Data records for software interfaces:
======
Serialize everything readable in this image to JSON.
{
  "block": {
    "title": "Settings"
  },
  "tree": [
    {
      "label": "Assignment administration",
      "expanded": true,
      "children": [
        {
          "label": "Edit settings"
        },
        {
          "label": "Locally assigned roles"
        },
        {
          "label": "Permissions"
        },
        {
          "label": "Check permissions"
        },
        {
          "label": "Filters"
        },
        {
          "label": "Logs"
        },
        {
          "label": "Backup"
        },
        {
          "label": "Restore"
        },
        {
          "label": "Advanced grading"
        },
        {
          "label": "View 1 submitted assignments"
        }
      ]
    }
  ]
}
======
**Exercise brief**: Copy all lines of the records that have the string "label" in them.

**Exercise response**:
      "label": "Assignment administration",
          "label": "Edit settings"
          "label": "Locally assigned roles"
          "label": "Permissions"
          "label": "Check permissions"
          "label": "Filters"
          "label": "Logs"
          "label": "Backup"
          "label": "Restore"
          "label": "Advanced grading"
          "label": "View 1 submitted assignments"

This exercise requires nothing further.